▶ DIRECTIONS FOR THIS TASK: Write out every entry exactly as it appears, omitting the pictures.

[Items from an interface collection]
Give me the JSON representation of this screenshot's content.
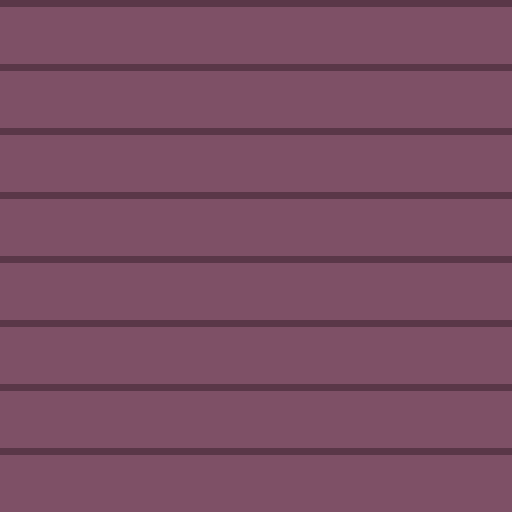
{
  "colors": {
    "background": "#7e5066",
    "stripe": "#5a3748"
  }
}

▶ PROBLEM SOLUTION:
Give me the JSON representation of this screenshot's content.
{
  "colors": {
    "background": "#7e5066",
    "stripe": "#5a3748"
  }
}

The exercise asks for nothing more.